“(The Marlins) called me in and said they had a spot in High A and not Double-A,” he said. “At that point, being 27, I didn’t want to go back to High A. I’d been there for so long and played numerous seasons there. I was at peace. I wanted to be the one who made that call. They were great and open and honest with me. They mentioned me getting into coaching, and if I wanted to they would help me out. I love baseball, and if I ever did coach, it would be the college level. I just had so much fun.”
Allen had been a member of the Orlando Scorpions baseball program that has sent so many players to Ole Miss. Casey Mulholland was an early one, along with Allen and Anderson. Then came guys like Orvis, Auston Bousfield, and J.B. Woodman, among others.

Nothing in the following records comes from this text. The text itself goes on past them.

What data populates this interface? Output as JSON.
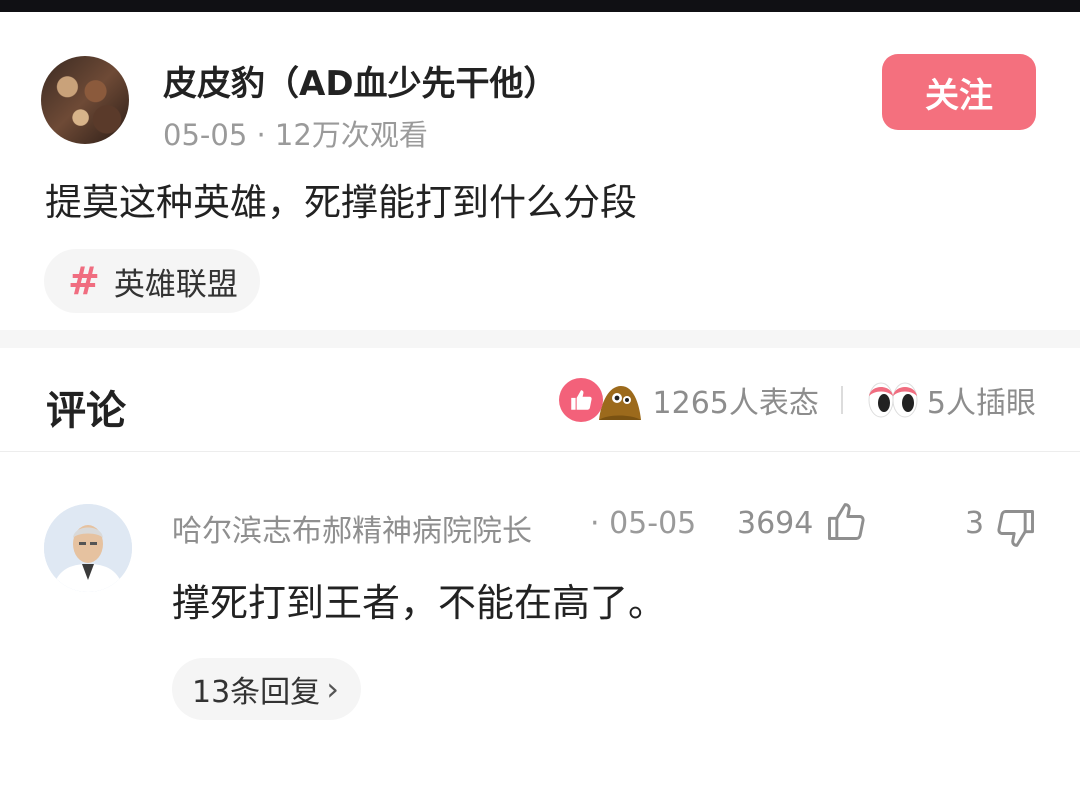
{
  "post": {
    "author": "皮皮豹（AD血少先干他）",
    "meta": "05-05 · 12万次观看",
    "follow_label": "关注",
    "title": "提莫这种英雄，死撑能打到什么分段",
    "topic": "英雄联盟",
    "topic_icon": "hash-icon"
  },
  "comments_header": {
    "title": "评论",
    "reaction_count": "1265人表态",
    "eyes_count": "5人插眼"
  },
  "comment": {
    "author": "哈尔滨志布郝精神病院院长",
    "date": "· 05-05",
    "likes": "3694",
    "dislikes": "3",
    "text": "撑死打到王者，不能在高了。",
    "replies_label": "13条回复",
    "replies_chevron": "›"
  },
  "colors": {
    "accent": "#f4707e",
    "like": "#f3617a",
    "muted_text": "#8f8f8f"
  }
}
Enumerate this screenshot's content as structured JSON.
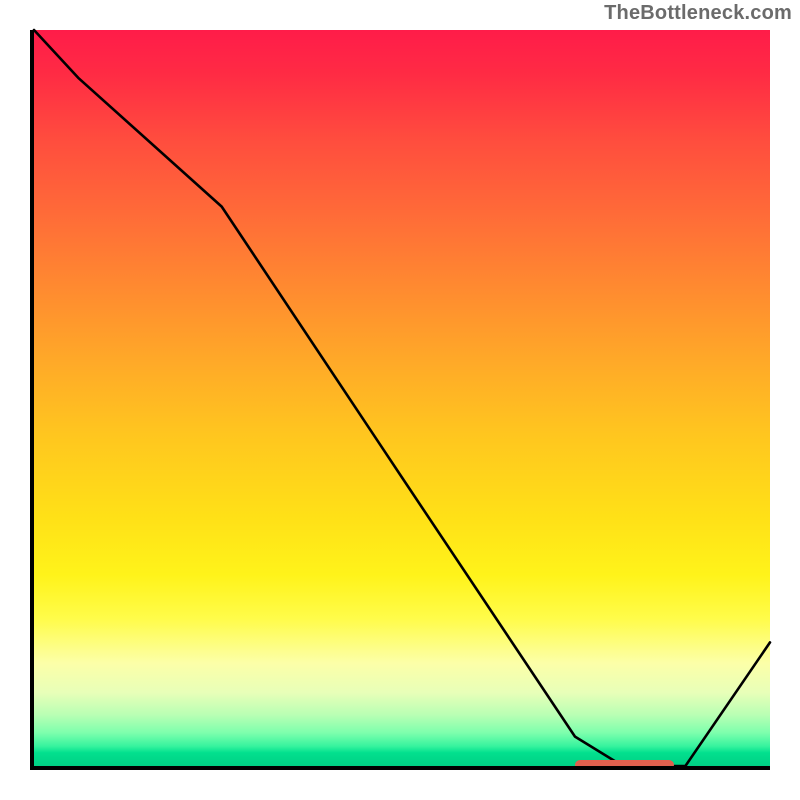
{
  "watermark": "TheBottleneck.com",
  "chart_data": {
    "type": "line",
    "title": "",
    "xlabel": "",
    "ylabel": "",
    "x": [
      0.0,
      0.06,
      0.255,
      0.5,
      0.735,
      0.8,
      0.885,
      1.0
    ],
    "values": [
      1.0,
      0.935,
      0.76,
      0.392,
      0.04,
      0.0,
      0.0,
      0.168
    ],
    "xlim": [
      0,
      1
    ],
    "ylim": [
      0,
      1
    ],
    "optimal_band": {
      "start": 0.735,
      "end": 0.87,
      "y": 0.0
    },
    "gradient": {
      "top_color": "#ff1c49",
      "mid_color": "#ffe017",
      "bottom_color": "#00d084"
    }
  }
}
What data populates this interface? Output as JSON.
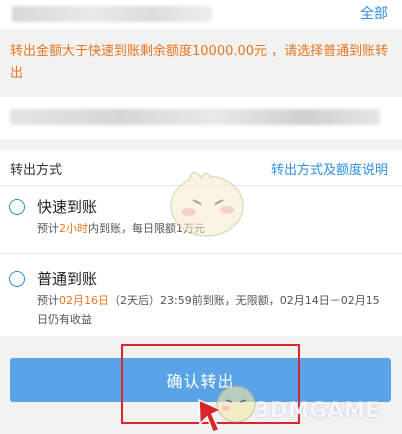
{
  "header": {
    "all_link": "全部"
  },
  "warning_text": "转出金额大于快速到账剩余额度10000.00元 ，请选择普通到账转出",
  "transfer_method": {
    "label": "转出方式",
    "help_link": "转出方式及额度说明",
    "options": [
      {
        "title": "快速到账",
        "desc_prefix": "预计",
        "desc_highlight": "2小时",
        "desc_suffix": "内到账，每日限额1万元",
        "selected": false
      },
      {
        "title": "普通到账",
        "desc_prefix": "预计",
        "desc_highlight": "02月16日",
        "desc_suffix": "（2天后）23:59前到账，无限额，02月14日－02月15日仍有收益",
        "selected": false
      }
    ]
  },
  "confirm_button": "确认转出",
  "watermark": "3DMGAME",
  "colors": {
    "accent_blue": "#2c8ee6",
    "button_blue": "#5aa3e6",
    "warning_orange": "#e8761f",
    "highlight_red": "#d9262c"
  }
}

“I’m proud that so many of us were able to play for Ole Miss,” said Allen, who finished runner-up in the 2014 race for the Johnny Bench Award, which goes to the nation’s best college catcher and now goes by the name Buster Posey Award.
Allen and his wife, Alex, were married in Oxford in November 2018. They live in Gainesville, Fla, his hometown.
“I’m actually with a distributorship that distributes Arthrex, which is a company that is globally known in sports medicine,” Allen said of the orthopedics surgical supply company he works for. “Dr. James Andrews, who did my surgery, uses a lot of our products. Now being a medical device sales rep that I actually have anchors in my shoulder, it’s kind of funny, and it allows me to bring up topics to surgeons. We do a lot with the University of Florida here and their doctors and athletes. I obviously had my share of injuries, and that relates to what I’m doing now.”
So back to the collision in game two at Lafayette that changed things, Allen recalls some of the Ragin’ Cajun fans getting on him pretty good about dropping the ball and not tagging the runner out. Remember, it was the crash that severely injured his throwing shoulder.
Allen prefers to recall a moment the next night that those ULL fans did not like so much.
“We led 5-3 in the bottom of the seventh with two outs,” he said. “They had guys on first and second. Seth Harrison doubled down the line, and one run scored. But the second guy did not score. The relay from Braxton (Lee) to Errol (Robinson) to me, and we got him. We kept the lead. I’ve always loved that play.”
There was a bit of irony there, too. Seth Harrison was the player who had scored the previous night in “the crash.”
It was on to Omaha for Will Allen and his teammates.Sign up to receive Hottytoddy.com morning and evening headline emails HERE!